The arm bar is one of the best submissions that you can learn from guard. This is because you can utilize it from several different guards. Almost every guard has excellent arm bar set ups. You can use the arm bar from closed guard, De La riva, spider guard, lasso guard, reverse De La Riva, half guard, and butterfly. Knowing the arm bar is extremely important, If you perfect the mechanics of finishing the arm bar it will make you extremely dangerous. Getting your opponent into the arm bar is the hard part; once you get there the finish is not very difficult. The arm bar has proven its effectiveness time and time again against the best in the world. Bernardo Faria infamously submitted Leandro Lo with an arm bar and Rafa Mendes submitted Cobrihna with an arm bar. You just have to learn the entries and set up form different guards and you will become extremely dangerous.
The arm bar is an excellent submission while passing your opponents guard. Many times when passing the guard, people will extend their arms before you can solidify the pass, this gives you the opportunity to arm bar them. Rafa Mendes famously arm barred Cobrihna in transition. The arm bar can be an excellent surprise attack to your opponent. Before you establish a pass, there is a three second window where many people will flail and extend their arms to stop the pass. While these micro transitions are occurring you can surprise your opponent by falling to an arm bar. Check out Rafa’s arm bar on cobrihna below! It starts at 4:14.
Once you’ve passed your opponents guard, you will have the opportunity to set up many different arm bars. You can set up arm bars from mount, side control, knee on belly, north south, and from the back. There is not one position you can’t set and arm bar up from. My old coach once told me you could teach an entire martial art on just the arm bar. The arm bar can be used from so many positions, it is virtually impossible to learn every different arm bar set up, but be aware that once you’ve passed your opponents guard, the arm bar is everywhere. Check out this arm bar set up from Marcelo Garcia instructor and black belt, Paul Schreiner below.

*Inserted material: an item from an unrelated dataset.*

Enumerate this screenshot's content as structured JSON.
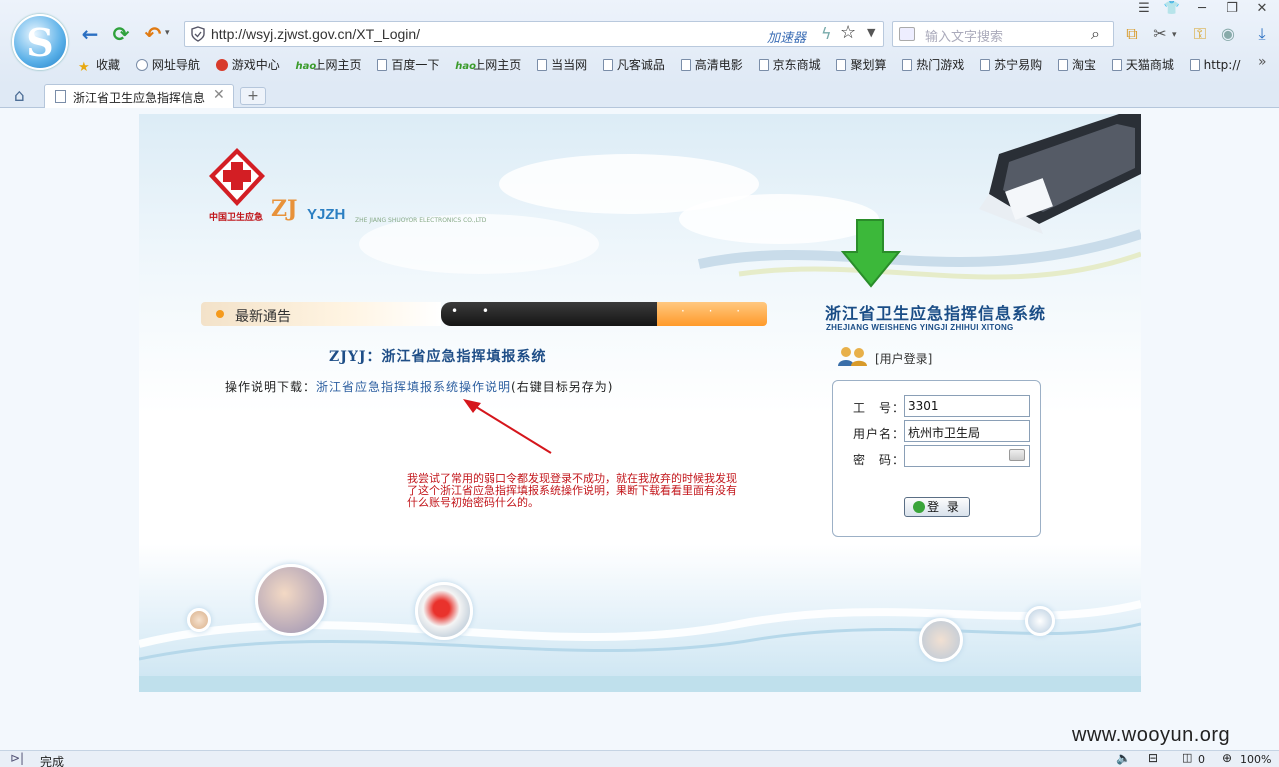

If you want to add and refine your arm bar finish and entries, check out 5x Black Belt World Champion, Bernardo Faria’s DVD set “High Percentage Submissions.” He goes into great detail on the arm bar and many other submissions. If you want to make your game more complete, check out our article “a Complete BJJ Game.”